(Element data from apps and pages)
______________________________

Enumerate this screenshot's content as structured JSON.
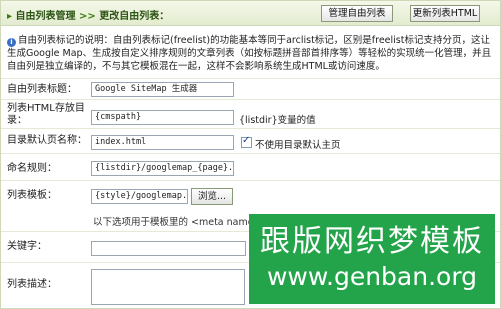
{
  "header": {
    "title": "自由列表管理",
    "subtitle": "更改自由列表：",
    "manage_button": "管理自由列表",
    "update_button": "更新列表HTML"
  },
  "description": "自由列表标记的说明：自由列表标记(freelist)的功能基本等同于arclist标记，区别是freelist标记支持分页，这让生成Google Map、生成按自定义排序规则的文章列表（如按标题拼音部首排序等）等轻松的实现统一化管理，并且自由列是独立编译的，不与其它模板混在一起，这样不会影响系统生成HTML或访问速度。",
  "form": {
    "title_label": "自由列表标题：",
    "title_value": "Google SiteMap 生成器",
    "dir_label": "列表HTML存放目录：",
    "dir_value": "{cmspath}",
    "dir_hint": "{listdir}变量的值",
    "default_page_label": "目录默认页名称：",
    "default_page_value": "index.html",
    "default_page_hint": "不使用目录默认主页",
    "rule_label": "命名规则：",
    "rule_value": "{listdir}/googlemap_{page}.xml",
    "template_label": "列表模板：",
    "template_value": "{style}/googlemap.htm",
    "browse_button": "浏览...",
    "meta_hint": "以下选项用于模板里的 <meta name=\"keywords\"",
    "keywords_label": "关键字：",
    "desc_label": "列表描述："
  },
  "watermark": {
    "cn": "跟版网织梦模板",
    "en": "www.genban.org"
  },
  "colors": {
    "header_text": "#2c5414",
    "watermark_bg": "#23a44a"
  }
}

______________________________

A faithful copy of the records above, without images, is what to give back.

Enumerate this screenshot's content as structured JSON.
{
  "header": {
    "title": "自由列表管理",
    "subtitle": "更改自由列表：",
    "manage_button": "管理自由列表",
    "update_button": "更新列表HTML"
  },
  "description": "自由列表标记的说明：自由列表标记(freelist)的功能基本等同于arclist标记，区别是freelist标记支持分页，这让生成Google Map、生成按自定义排序规则的文章列表（如按标题拼音部首排序等）等轻松的实现统一化管理，并且自由列是独立编译的，不与其它模板混在一起，这样不会影响系统生成HTML或访问速度。",
  "form": {
    "title_label": "自由列表标题：",
    "title_value": "Google SiteMap 生成器",
    "dir_label": "列表HTML存放目录：",
    "dir_value": "{cmspath}",
    "dir_hint": "{listdir}变量的值",
    "default_page_label": "目录默认页名称：",
    "default_page_value": "index.html",
    "default_page_hint": "不使用目录默认主页",
    "rule_label": "命名规则：",
    "rule_value": "{listdir}/googlemap_{page}.xml",
    "template_label": "列表模板：",
    "template_value": "{style}/googlemap.htm",
    "browse_button": "浏览...",
    "meta_hint": "以下选项用于模板里的 <meta name=\"keywords\"",
    "keywords_label": "关键字：",
    "desc_label": "列表描述："
  },
  "watermark": {
    "cn": "跟版网织梦模板",
    "en": "www.genban.org"
  },
  "colors": {
    "header_text": "#2c5414",
    "watermark_bg": "#23a44a"
  }
}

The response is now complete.